Web page and app entries:
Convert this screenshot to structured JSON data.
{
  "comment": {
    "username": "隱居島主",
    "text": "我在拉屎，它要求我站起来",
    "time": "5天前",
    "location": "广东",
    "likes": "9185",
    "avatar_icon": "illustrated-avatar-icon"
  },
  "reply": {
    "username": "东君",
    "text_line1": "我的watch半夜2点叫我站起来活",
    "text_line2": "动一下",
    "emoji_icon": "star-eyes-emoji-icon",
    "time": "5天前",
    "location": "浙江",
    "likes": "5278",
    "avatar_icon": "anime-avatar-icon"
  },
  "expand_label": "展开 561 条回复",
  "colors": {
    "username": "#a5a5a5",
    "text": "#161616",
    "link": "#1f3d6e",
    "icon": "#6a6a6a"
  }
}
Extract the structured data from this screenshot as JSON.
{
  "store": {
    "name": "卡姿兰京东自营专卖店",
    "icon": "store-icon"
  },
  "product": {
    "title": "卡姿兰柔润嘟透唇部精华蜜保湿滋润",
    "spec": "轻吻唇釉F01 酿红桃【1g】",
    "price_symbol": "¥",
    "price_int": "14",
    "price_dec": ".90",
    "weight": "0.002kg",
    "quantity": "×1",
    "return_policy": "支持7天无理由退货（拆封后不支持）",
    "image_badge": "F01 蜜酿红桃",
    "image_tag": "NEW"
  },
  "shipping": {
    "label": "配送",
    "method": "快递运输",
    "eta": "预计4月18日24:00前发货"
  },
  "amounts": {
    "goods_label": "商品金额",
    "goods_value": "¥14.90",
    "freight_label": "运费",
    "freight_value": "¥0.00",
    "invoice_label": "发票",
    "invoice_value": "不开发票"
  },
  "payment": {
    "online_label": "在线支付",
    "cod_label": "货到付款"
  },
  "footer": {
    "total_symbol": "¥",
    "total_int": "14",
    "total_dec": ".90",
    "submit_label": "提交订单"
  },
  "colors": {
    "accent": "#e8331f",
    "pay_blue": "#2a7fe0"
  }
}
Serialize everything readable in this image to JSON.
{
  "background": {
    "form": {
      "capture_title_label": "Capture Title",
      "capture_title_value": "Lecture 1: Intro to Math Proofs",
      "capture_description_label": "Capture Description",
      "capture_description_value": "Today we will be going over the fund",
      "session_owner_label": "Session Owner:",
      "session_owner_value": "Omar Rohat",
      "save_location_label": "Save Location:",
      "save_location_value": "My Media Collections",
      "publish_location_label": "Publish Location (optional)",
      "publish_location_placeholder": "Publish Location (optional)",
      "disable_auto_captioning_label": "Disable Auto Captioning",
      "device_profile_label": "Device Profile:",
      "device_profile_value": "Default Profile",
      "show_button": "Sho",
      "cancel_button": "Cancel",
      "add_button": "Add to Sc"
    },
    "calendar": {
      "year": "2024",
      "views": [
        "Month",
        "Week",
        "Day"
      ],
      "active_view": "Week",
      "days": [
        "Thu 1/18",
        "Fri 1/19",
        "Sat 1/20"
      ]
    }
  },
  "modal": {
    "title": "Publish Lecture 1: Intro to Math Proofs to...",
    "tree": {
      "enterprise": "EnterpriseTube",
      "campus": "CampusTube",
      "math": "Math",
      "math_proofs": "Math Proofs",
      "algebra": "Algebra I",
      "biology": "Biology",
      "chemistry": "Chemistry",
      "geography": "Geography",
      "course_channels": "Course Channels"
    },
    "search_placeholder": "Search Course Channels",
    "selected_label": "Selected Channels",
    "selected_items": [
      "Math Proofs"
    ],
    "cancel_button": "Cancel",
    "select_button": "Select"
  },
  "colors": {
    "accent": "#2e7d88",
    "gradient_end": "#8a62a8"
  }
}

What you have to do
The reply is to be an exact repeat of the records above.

Answer area
Convert this screenshot to structured JSON data.
{
  "comment": {
    "username": "隱居島主",
    "text": "我在拉屎，它要求我站起来",
    "time": "5天前",
    "location": "广东",
    "likes": "9185",
    "avatar_icon": "illustrated-avatar-icon"
  },
  "reply": {
    "username": "东君",
    "text_line1": "我的watch半夜2点叫我站起来活",
    "text_line2": "动一下",
    "emoji_icon": "star-eyes-emoji-icon",
    "time": "5天前",
    "location": "浙江",
    "likes": "5278",
    "avatar_icon": "anime-avatar-icon"
  },
  "expand_label": "展开 561 条回复",
  "colors": {
    "username": "#a5a5a5",
    "text": "#161616",
    "link": "#1f3d6e",
    "icon": "#6a6a6a"
  }
}
Extract the structured data from this screenshot as JSON.
{
  "store": {
    "name": "卡姿兰京东自营专卖店",
    "icon": "store-icon"
  },
  "product": {
    "title": "卡姿兰柔润嘟透唇部精华蜜保湿滋润",
    "spec": "轻吻唇釉F01 酿红桃【1g】",
    "price_symbol": "¥",
    "price_int": "14",
    "price_dec": ".90",
    "weight": "0.002kg",
    "quantity": "×1",
    "return_policy": "支持7天无理由退货（拆封后不支持）",
    "image_badge": "F01 蜜酿红桃",
    "image_tag": "NEW"
  },
  "shipping": {
    "label": "配送",
    "method": "快递运输",
    "eta": "预计4月18日24:00前发货"
  },
  "amounts": {
    "goods_label": "商品金额",
    "goods_value": "¥14.90",
    "freight_label": "运费",
    "freight_value": "¥0.00",
    "invoice_label": "发票",
    "invoice_value": "不开发票"
  },
  "payment": {
    "online_label": "在线支付",
    "cod_label": "货到付款"
  },
  "footer": {
    "total_symbol": "¥",
    "total_int": "14",
    "total_dec": ".90",
    "submit_label": "提交订单"
  },
  "colors": {
    "accent": "#e8331f",
    "pay_blue": "#2a7fe0"
  }
}
Serialize everything readable in this image to JSON.
{
  "background": {
    "form": {
      "capture_title_label": "Capture Title",
      "capture_title_value": "Lecture 1: Intro to Math Proofs",
      "capture_description_label": "Capture Description",
      "capture_description_value": "Today we will be going over the fund",
      "session_owner_label": "Session Owner:",
      "session_owner_value": "Omar Rohat",
      "save_location_label": "Save Location:",
      "save_location_value": "My Media Collections",
      "publish_location_label": "Publish Location (optional)",
      "publish_location_placeholder": "Publish Location (optional)",
      "disable_auto_captioning_label": "Disable Auto Captioning",
      "device_profile_label": "Device Profile:",
      "device_profile_value": "Default Profile",
      "show_button": "Sho",
      "cancel_button": "Cancel",
      "add_button": "Add to Sc"
    },
    "calendar": {
      "year": "2024",
      "views": [
        "Month",
        "Week",
        "Day"
      ],
      "active_view": "Week",
      "days": [
        "Thu 1/18",
        "Fri 1/19",
        "Sat 1/20"
      ]
    }
  },
  "modal": {
    "title": "Publish Lecture 1: Intro to Math Proofs to...",
    "tree": {
      "enterprise": "EnterpriseTube",
      "campus": "CampusTube",
      "math": "Math",
      "math_proofs": "Math Proofs",
      "algebra": "Algebra I",
      "biology": "Biology",
      "chemistry": "Chemistry",
      "geography": "Geography",
      "course_channels": "Course Channels"
    },
    "search_placeholder": "Search Course Channels",
    "selected_label": "Selected Channels",
    "selected_items": [
      "Math Proofs"
    ],
    "cancel_button": "Cancel",
    "select_button": "Select"
  },
  "colors": {
    "accent": "#2e7d88",
    "gradient_end": "#8a62a8"
  }
}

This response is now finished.